A divorce typically sends a couple into turmoil, and one of the casualties is often the spouses’ credit scores. Most spouses have their finances intertwined. The mortgage may be in both names, there may be joint credit cards, or one spouse may be an authorized user on the other spouse’s credit cards.
Once the divorce is final, the divorce decree will specify which spouse is responsible for specific marital debts. However, if one of the spouses does not pay those debts, it usually hurts the credit scores of both spouses, not just the spouse responsible under the divorce decree. If both spouses are listed as being responsible for a debt, and one spouse is unwilling or unable to pay the debt, the creditor views the debt as being the responsibility of both spouses, so the failure to pay will be reported on the credit reports of both spouses.

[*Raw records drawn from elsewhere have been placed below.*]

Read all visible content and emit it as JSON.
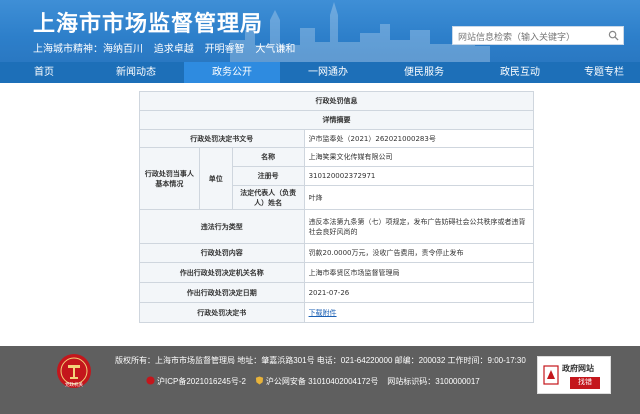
{
  "header": {
    "site_title": "上海市市场监督管理局",
    "slogan_label": "上海城市精神：海纳百川",
    "slogan_items": [
      "追求卓越",
      "开明睿智",
      "大气谦和"
    ],
    "search_placeholder": "网站信息检索（输入关键字）"
  },
  "nav": {
    "items": [
      "首页",
      "新闻动态",
      "政务公开",
      "一网通办",
      "便民服务",
      "政民互动",
      "专题专栏"
    ],
    "active_index": 2
  },
  "record": {
    "title": "行政处罚信息",
    "subtitle": "详情摘要",
    "doc_no_label": "行政处罚决定书文号",
    "doc_no": "沪市监奉处（2021）262021000283号",
    "party_label": "行政处罚当事人基本情况",
    "unit_label": "单位",
    "name_label": "名称",
    "name": "上海笑果文化传媒有限公司",
    "reg_no_label": "注册号",
    "reg_no": "310120002372971",
    "legal_rep_label": "法定代表人（负责人）姓名",
    "legal_rep": "叶烽",
    "violation_type_label": "违法行为类型",
    "violation_type": "违反本法第九条第（七）项规定，发布广告妨碍社会公共秩序或者违背社会良好风尚的",
    "penalty_content_label": "行政处罚内容",
    "penalty_content": "罚款20.0000万元，没收广告费用，责令停止发布",
    "authority_label": "作出行政处罚决定机关名称",
    "authority": "上海市奉贤区市场监督管理局",
    "date_label": "作出行政处罚决定日期",
    "date": "2021-07-26",
    "doc_label": "行政处罚决定书",
    "doc_link": "下载附件"
  },
  "footer": {
    "line1": "版权所有：上海市市场监督管理局 地址：肇嘉浜路301号 电话：021-64220000 邮编：200032 工作时间：9:00-17:30",
    "icp": "沪ICP备2021016245号-2",
    "police_record": "沪公网安备 31010402004172号",
    "site_id": "网站标识码：3100000017",
    "badge_title": "政府网站",
    "badge_button": "找错",
    "emblem_text": "党政机关"
  },
  "colors": {
    "header_blue": "#2d7fca",
    "nav_blue": "#1d6fb8",
    "nav_active": "#2e8be0",
    "footer_gray": "#5f5f5f",
    "emblem_red": "#c4161c"
  }
}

If you are going through a divorce, you are probably concerned that your ex will not pay the marital debts assigned to him or her under the divorce decree. So what can you do to avoid a reduction in your credit score after divorce? If possible, you should attempt to pay off and close joint accounts. You can also try to convert joint accounts to individual accounts wherever possible. If that is not possible, you may consider monitoring the account. If you see a payment has not been made, you can ask your spouse about it, or consider making the payment yourself. You may be able to recover those payments, depending on what your divorce decree says.